How Famous Brands’ UK burger business went from bad to worse
The value of Gourmet Burger Kitchen has been reduced by R874m, following a R373m write-down five months ago
Famous Brands, owner of Steers and Wimpy, has now reduced the value of its premium burger chain in the UK by more than half since it bought the business two years ago.
The offshore acquisition has blighted the company’s otherwise solid track record, analysts say, comparing it to Woolworths’ overzealous move to buy Australian department store chain David Jones in 2014.
Famous Brands, which bought Gourmet Burger Kitchen (GBK) for £120m (R2.3bn) in 2016, said on Monday it had written down the value of that business by R874m. This follows a R373m impairment, with provisions for store closures, just five months ago.
GBK has been struggling due to lower consumer confidence amid Brexit talks, the rise of online food delivery and intense competition in the premium burger segment.
The group’s shares fell 8.6% to R93.20 following Monday’s announcement. They have fallen 46% since reaching an all-time high of R172.80 a month after the GBK deal was unveiled in September 2016.

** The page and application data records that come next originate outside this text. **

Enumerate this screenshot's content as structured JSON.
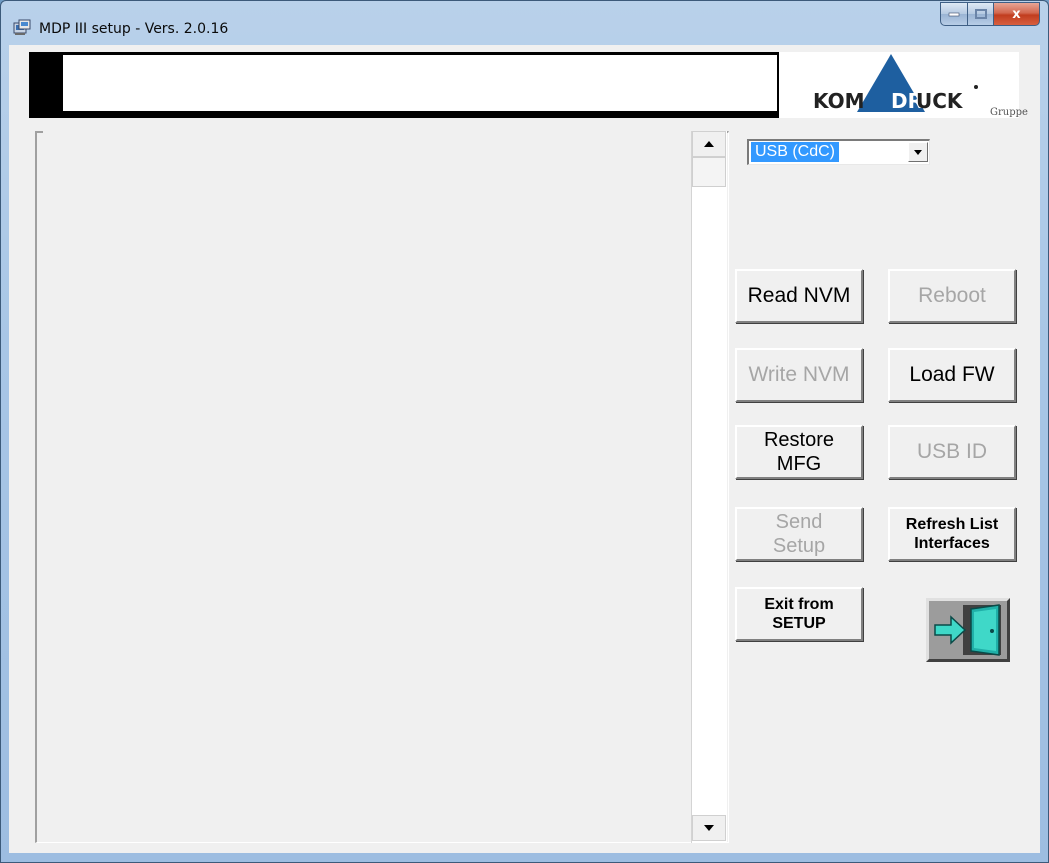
{
  "window": {
    "title": "MDP III setup - Vers. 2.0.16",
    "caption_buttons": {
      "minimize": "minimize-icon",
      "maximize": "maximize-icon",
      "close": "x"
    }
  },
  "logo": {
    "part1": "KOM",
    "part2": "DR",
    "part3": "UCK",
    "suffix": "Gruppe",
    "brand_color": "#1e5fa0"
  },
  "interface_select": {
    "value": "USB (CdC)"
  },
  "buttons": {
    "read_nvm": "Read NVM",
    "reboot": "Reboot",
    "write_nvm": "Write NVM",
    "load_fw": "Load FW",
    "restore_mfg_line1": "Restore",
    "restore_mfg_line2": "MFG",
    "usb_id": "USB ID",
    "send_setup_line1": "Send",
    "send_setup_line2": "Setup",
    "refresh_list_line1": "Refresh List",
    "refresh_list_line2": "Interfaces",
    "exit_line1": "Exit from",
    "exit_line2": "SETUP"
  },
  "icons": {
    "exit": "exit-door-icon",
    "scroll_up": "scroll-up-arrow",
    "scroll_down": "scroll-down-arrow"
  }
}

In addition to the impairment, GBK’s operating loss in the 22 weeks to July 29 trebled to £2.6m (R49m), Famous Brands said. But excluding the write-down, group-wide basic headline earnings per share in the six months ended August would rise 3%-14%.
“As expected, GBK ruined the dinner party,” Vestact portfolio manager Byron Lotter said in a note to clients. He said the rest of the group “is still in good nick”.
Gryphon Asset Management portfolio manager Casparus Treurnicht said he “wouldn’t be surprised if they completely exit the GBK operation to rebuild what was a previous success”.
“It is going to take years for Famous Brands to recover from this mishap,” Treurnicht said.
Selling the business could prove to be tricky. Electus Fund Managers equity analyst Damon Buss said the group faced three bullet payments on the debt used to buy GBK — a R720m payment in 2019, R720m in 2020 and R960m in 2021.
“This debt sits on the SA balance sheet and hence will need to be serviced by the cash flows generated by SA, which will constrain Famous Brands’s ability to restart paying dividends…. This debt also makes it very difficult for Famous Brands to sell GBK,” Buss said.
Meanwhile, the UK’s Sunday Times reported at the weekend that GBK was launching an insolvency process to close outlets and cut rents.
The company had appointed restructuring advisers from Deloitte to renegotiate rents, according to the newspaper. It would soon launch a formal “company voluntary arrangement” process, whereby landlords are required to agree to a rental reduction or face having the keys handed back on loss-making sites.
According to Buss, the first sign the GBK acquisition was ill-conceived was the revelation that the Enthoven family were the sellers. “Why would the owners of Nando’s sell a business if it had such great potential?”